Amazon and a subsidiary have agreed to pay millions to settle two separate privacy cases against its Alexa and Ring doorbell devices.
Both cases were taken by US government consumer watchdog, the Federal Trade Commission (FTC), and Amazon denies violating the law.
In a case against the Alexa voice assistant, Amazon agreed to pay $25m (£20.1m) to the regulator.

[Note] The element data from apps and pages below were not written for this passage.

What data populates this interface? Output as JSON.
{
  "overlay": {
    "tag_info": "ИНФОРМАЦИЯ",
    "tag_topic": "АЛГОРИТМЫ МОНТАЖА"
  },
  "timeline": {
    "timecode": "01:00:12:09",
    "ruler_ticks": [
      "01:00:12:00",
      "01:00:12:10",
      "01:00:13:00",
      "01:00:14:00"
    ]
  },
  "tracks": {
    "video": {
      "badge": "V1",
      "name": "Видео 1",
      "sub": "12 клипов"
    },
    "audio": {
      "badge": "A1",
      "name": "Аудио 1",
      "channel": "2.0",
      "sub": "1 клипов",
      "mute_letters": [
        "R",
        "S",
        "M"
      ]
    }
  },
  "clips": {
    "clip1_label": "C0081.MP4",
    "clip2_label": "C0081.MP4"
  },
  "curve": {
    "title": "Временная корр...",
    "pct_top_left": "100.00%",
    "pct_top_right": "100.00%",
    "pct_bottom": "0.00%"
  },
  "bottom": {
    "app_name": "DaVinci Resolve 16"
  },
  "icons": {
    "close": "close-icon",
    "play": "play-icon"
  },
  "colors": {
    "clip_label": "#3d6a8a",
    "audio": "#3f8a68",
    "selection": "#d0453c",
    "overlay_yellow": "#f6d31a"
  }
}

The claim raised privacy concerns for children using Alexa.
The FTC said the company failed to delete recordings at the request of parents and kept them longer than necessary.
Amazon told Alexa users voice transcripts and location information would be deleted on request but failed to do so, the FTC said.
A separate complaint was made by the FTC over the Amazon Ring doorbell which allows residents to hear, see, speak to and record callers.
The complaint alleged Amazon employees had unrestricted access to customers' sensitive video data via Ring, and detailed one instance from 2017 of a now former staff member spying on dozens of female customers with cameras placed in bedrooms and bathrooms.
They were sacked after a colleague noticed their misconduct.
Under the FTC agreement, Ring will pay $5.8m (£4.66m) and is required to disclose to customers how much data access the company and its contractors have.
In February 2019, Ring had changed its policies so that most employees or contractors could only access private customer video with consent.
In response to both settlements, Amazon told Sky News it built its Alexa devices "with strong privacy protections and customer controls" and had "promptly addressed" the issues raised by the FTC "years ago".
"At Amazon, we take our responsibilities to our customers and their families very seriously," it added.
"Our devices and services are built to protect customers' privacy, and to provide customers with control over their experience.
"While we disagree with the FTC's claims regarding both Alexa and Ring, and deny violating the law, these settlements put these matters behind us."